Segment Start: DATA SHOWN

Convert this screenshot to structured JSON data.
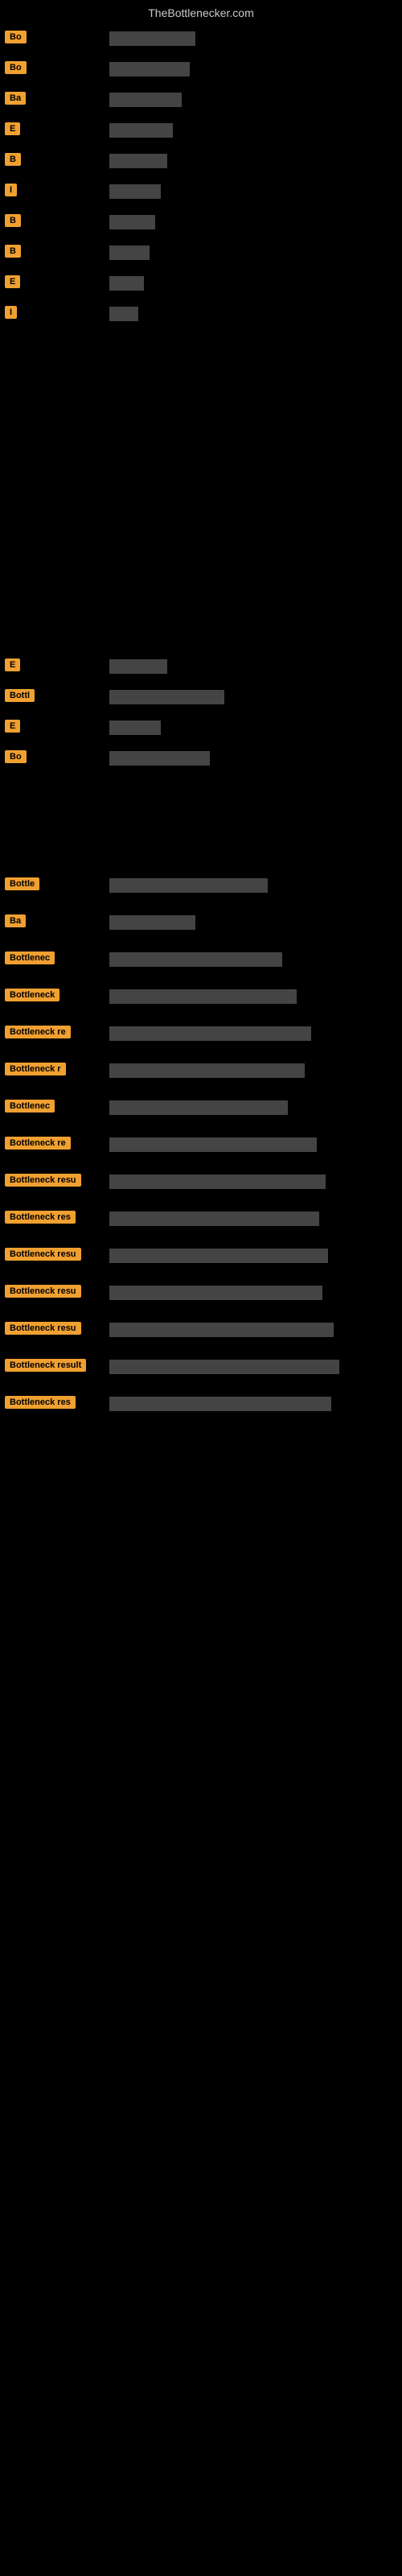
{
  "site": {
    "title": "TheBottlenecker.com"
  },
  "rows": [
    {
      "id": 1,
      "label": "Bo",
      "bar_width": "30%"
    },
    {
      "id": 2,
      "label": "Bo",
      "bar_width": "28%"
    },
    {
      "id": 3,
      "label": "Ba",
      "bar_width": "25%"
    },
    {
      "id": 4,
      "label": "E",
      "bar_width": "22%"
    },
    {
      "id": 5,
      "label": "B",
      "bar_width": "20%"
    },
    {
      "id": 6,
      "label": "I",
      "bar_width": "18%"
    },
    {
      "id": 7,
      "label": "B",
      "bar_width": "16%"
    },
    {
      "id": 8,
      "label": "B",
      "bar_width": "14%"
    },
    {
      "id": 9,
      "label": "E",
      "bar_width": "12%"
    },
    {
      "id": 10,
      "label": "I",
      "bar_width": "10%"
    }
  ],
  "lower_rows": [
    {
      "id": 11,
      "label": "E",
      "bar_width": "20%"
    },
    {
      "id": 12,
      "label": "Bottl",
      "bar_width": "40%"
    },
    {
      "id": 13,
      "label": "E",
      "bar_width": "18%"
    },
    {
      "id": 14,
      "label": "Bo",
      "bar_width": "35%"
    }
  ],
  "bottom_rows": [
    {
      "id": 15,
      "label": "Bottle",
      "bar_width": "55%"
    },
    {
      "id": 16,
      "label": "Ba",
      "bar_width": "30%"
    },
    {
      "id": 17,
      "label": "Bottlenec",
      "bar_width": "60%"
    },
    {
      "id": 18,
      "label": "Bottleneck",
      "bar_width": "65%"
    },
    {
      "id": 19,
      "label": "Bottleneck re",
      "bar_width": "70%"
    },
    {
      "id": 20,
      "label": "Bottleneck r",
      "bar_width": "68%"
    },
    {
      "id": 21,
      "label": "Bottlenec",
      "bar_width": "62%"
    },
    {
      "id": 22,
      "label": "Bottleneck re",
      "bar_width": "72%"
    },
    {
      "id": 23,
      "label": "Bottleneck resu",
      "bar_width": "75%"
    },
    {
      "id": 24,
      "label": "Bottleneck res",
      "bar_width": "73%"
    },
    {
      "id": 25,
      "label": "Bottleneck resu",
      "bar_width": "76%"
    },
    {
      "id": 26,
      "label": "Bottleneck resu",
      "bar_width": "74%"
    },
    {
      "id": 27,
      "label": "Bottleneck resu",
      "bar_width": "78%"
    },
    {
      "id": 28,
      "label": "Bottleneck result",
      "bar_width": "80%"
    },
    {
      "id": 29,
      "label": "Bottleneck res",
      "bar_width": "77%"
    }
  ]
}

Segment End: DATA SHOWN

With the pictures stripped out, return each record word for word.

# ANSWER SPACE
Convert this screenshot to structured JSON data.
{
  "site": {
    "title": "TheBottlenecker.com"
  },
  "rows": [
    {
      "id": 1,
      "label": "Bo",
      "bar_width": "30%"
    },
    {
      "id": 2,
      "label": "Bo",
      "bar_width": "28%"
    },
    {
      "id": 3,
      "label": "Ba",
      "bar_width": "25%"
    },
    {
      "id": 4,
      "label": "E",
      "bar_width": "22%"
    },
    {
      "id": 5,
      "label": "B",
      "bar_width": "20%"
    },
    {
      "id": 6,
      "label": "I",
      "bar_width": "18%"
    },
    {
      "id": 7,
      "label": "B",
      "bar_width": "16%"
    },
    {
      "id": 8,
      "label": "B",
      "bar_width": "14%"
    },
    {
      "id": 9,
      "label": "E",
      "bar_width": "12%"
    },
    {
      "id": 10,
      "label": "I",
      "bar_width": "10%"
    }
  ],
  "lower_rows": [
    {
      "id": 11,
      "label": "E",
      "bar_width": "20%"
    },
    {
      "id": 12,
      "label": "Bottl",
      "bar_width": "40%"
    },
    {
      "id": 13,
      "label": "E",
      "bar_width": "18%"
    },
    {
      "id": 14,
      "label": "Bo",
      "bar_width": "35%"
    }
  ],
  "bottom_rows": [
    {
      "id": 15,
      "label": "Bottle",
      "bar_width": "55%"
    },
    {
      "id": 16,
      "label": "Ba",
      "bar_width": "30%"
    },
    {
      "id": 17,
      "label": "Bottlenec",
      "bar_width": "60%"
    },
    {
      "id": 18,
      "label": "Bottleneck",
      "bar_width": "65%"
    },
    {
      "id": 19,
      "label": "Bottleneck re",
      "bar_width": "70%"
    },
    {
      "id": 20,
      "label": "Bottleneck r",
      "bar_width": "68%"
    },
    {
      "id": 21,
      "label": "Bottlenec",
      "bar_width": "62%"
    },
    {
      "id": 22,
      "label": "Bottleneck re",
      "bar_width": "72%"
    },
    {
      "id": 23,
      "label": "Bottleneck resu",
      "bar_width": "75%"
    },
    {
      "id": 24,
      "label": "Bottleneck res",
      "bar_width": "73%"
    },
    {
      "id": 25,
      "label": "Bottleneck resu",
      "bar_width": "76%"
    },
    {
      "id": 26,
      "label": "Bottleneck resu",
      "bar_width": "74%"
    },
    {
      "id": 27,
      "label": "Bottleneck resu",
      "bar_width": "78%"
    },
    {
      "id": 28,
      "label": "Bottleneck result",
      "bar_width": "80%"
    },
    {
      "id": 29,
      "label": "Bottleneck res",
      "bar_width": "77%"
    }
  ]
}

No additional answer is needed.